*WHAT THE TASK ASKS:*
Take the line containing "Transcribe this image's" and all lines after it, through the end of the material, and repeat them exactly, pictures left out.
________________________________________
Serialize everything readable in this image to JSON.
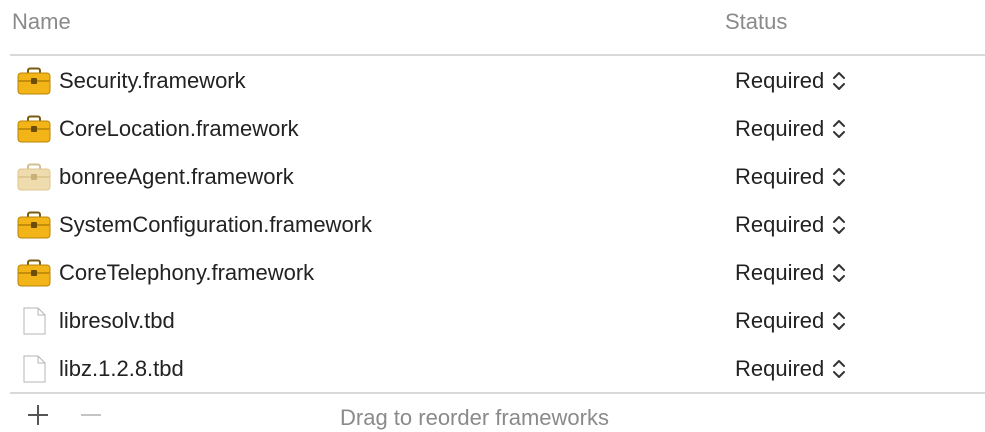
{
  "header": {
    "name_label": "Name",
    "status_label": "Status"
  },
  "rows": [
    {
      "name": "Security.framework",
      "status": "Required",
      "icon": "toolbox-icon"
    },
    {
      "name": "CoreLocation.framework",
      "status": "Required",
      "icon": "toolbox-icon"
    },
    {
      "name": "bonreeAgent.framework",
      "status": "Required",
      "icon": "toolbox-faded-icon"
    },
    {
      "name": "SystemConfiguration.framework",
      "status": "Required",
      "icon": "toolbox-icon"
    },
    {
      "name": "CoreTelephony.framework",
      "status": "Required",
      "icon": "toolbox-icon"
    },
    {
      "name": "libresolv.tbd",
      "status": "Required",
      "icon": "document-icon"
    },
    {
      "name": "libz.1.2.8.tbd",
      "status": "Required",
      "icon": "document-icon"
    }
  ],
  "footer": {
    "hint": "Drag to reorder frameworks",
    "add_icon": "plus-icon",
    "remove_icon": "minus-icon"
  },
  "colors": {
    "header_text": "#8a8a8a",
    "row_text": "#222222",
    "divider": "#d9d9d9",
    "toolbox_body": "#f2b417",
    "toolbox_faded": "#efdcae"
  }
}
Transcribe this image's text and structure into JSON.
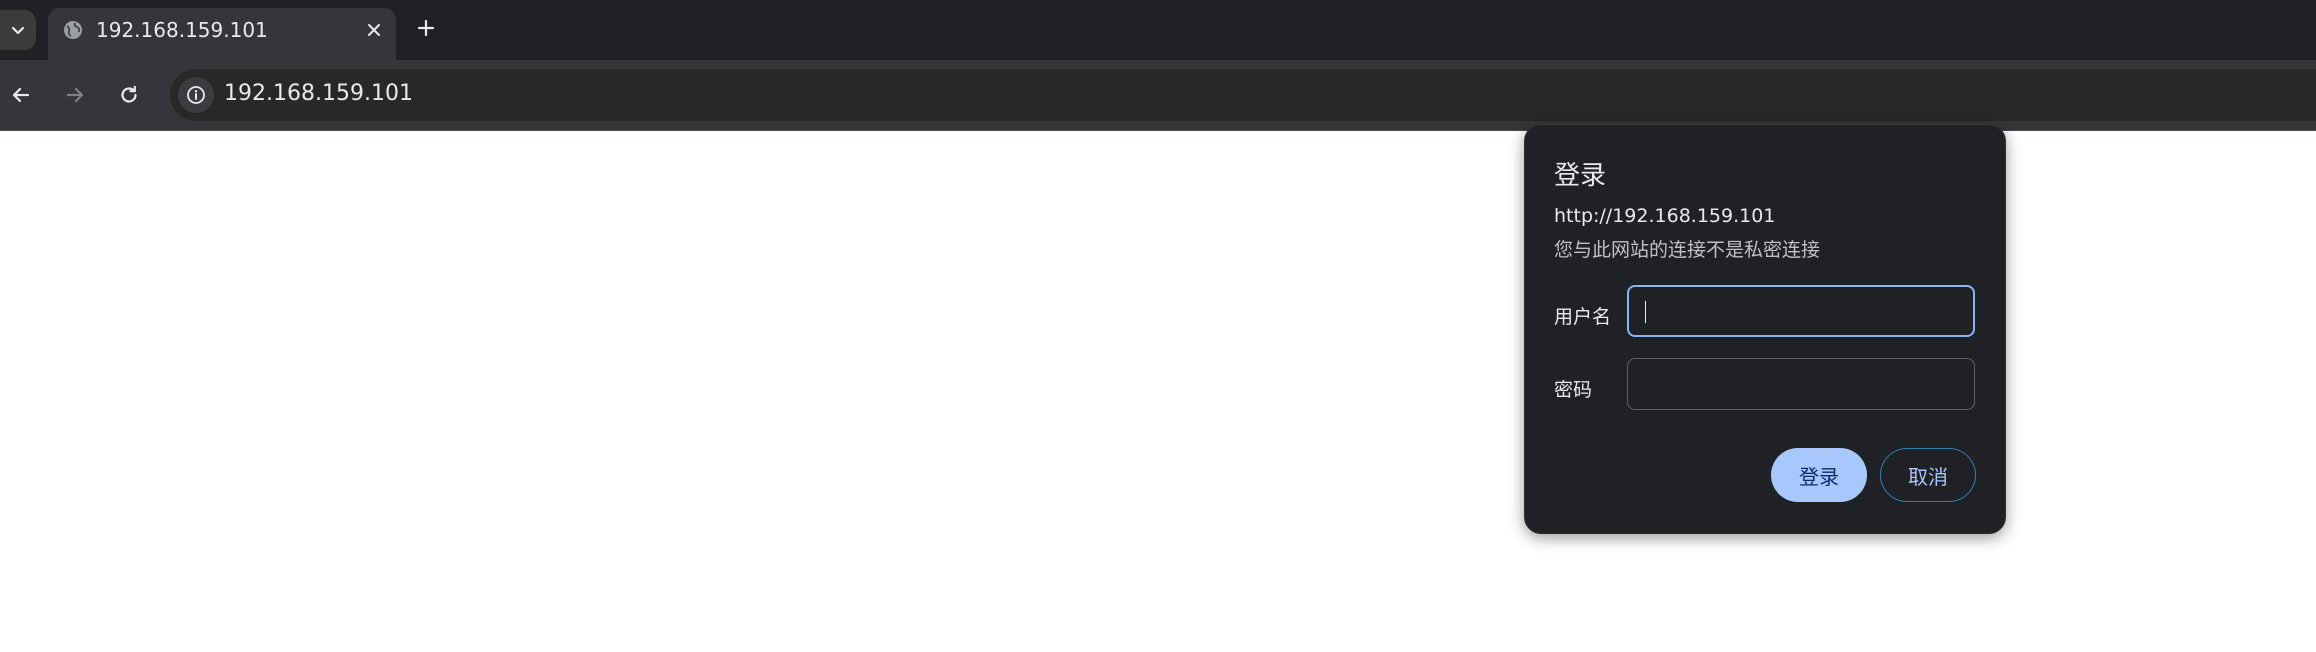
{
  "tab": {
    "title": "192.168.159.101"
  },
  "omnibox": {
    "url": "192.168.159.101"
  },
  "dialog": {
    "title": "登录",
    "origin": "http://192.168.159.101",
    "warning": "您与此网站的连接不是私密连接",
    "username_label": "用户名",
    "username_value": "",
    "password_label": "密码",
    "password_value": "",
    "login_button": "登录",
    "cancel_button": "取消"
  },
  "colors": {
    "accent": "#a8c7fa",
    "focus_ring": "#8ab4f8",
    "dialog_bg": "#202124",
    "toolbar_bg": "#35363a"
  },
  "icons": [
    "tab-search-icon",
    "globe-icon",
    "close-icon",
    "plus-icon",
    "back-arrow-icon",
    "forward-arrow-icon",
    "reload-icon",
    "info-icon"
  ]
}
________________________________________
*EXPECTED OUTPUT:*
Transcribe this image's text and structure into JSON.
{
  "tab": {
    "title": "192.168.159.101"
  },
  "omnibox": {
    "url": "192.168.159.101"
  },
  "dialog": {
    "title": "登录",
    "origin": "http://192.168.159.101",
    "warning": "您与此网站的连接不是私密连接",
    "username_label": "用户名",
    "username_value": "",
    "password_label": "密码",
    "password_value": "",
    "login_button": "登录",
    "cancel_button": "取消"
  },
  "colors": {
    "accent": "#a8c7fa",
    "focus_ring": "#8ab4f8",
    "dialog_bg": "#202124",
    "toolbar_bg": "#35363a"
  },
  "icons": [
    "tab-search-icon",
    "globe-icon",
    "close-icon",
    "plus-icon",
    "back-arrow-icon",
    "forward-arrow-icon",
    "reload-icon",
    "info-icon"
  ]
}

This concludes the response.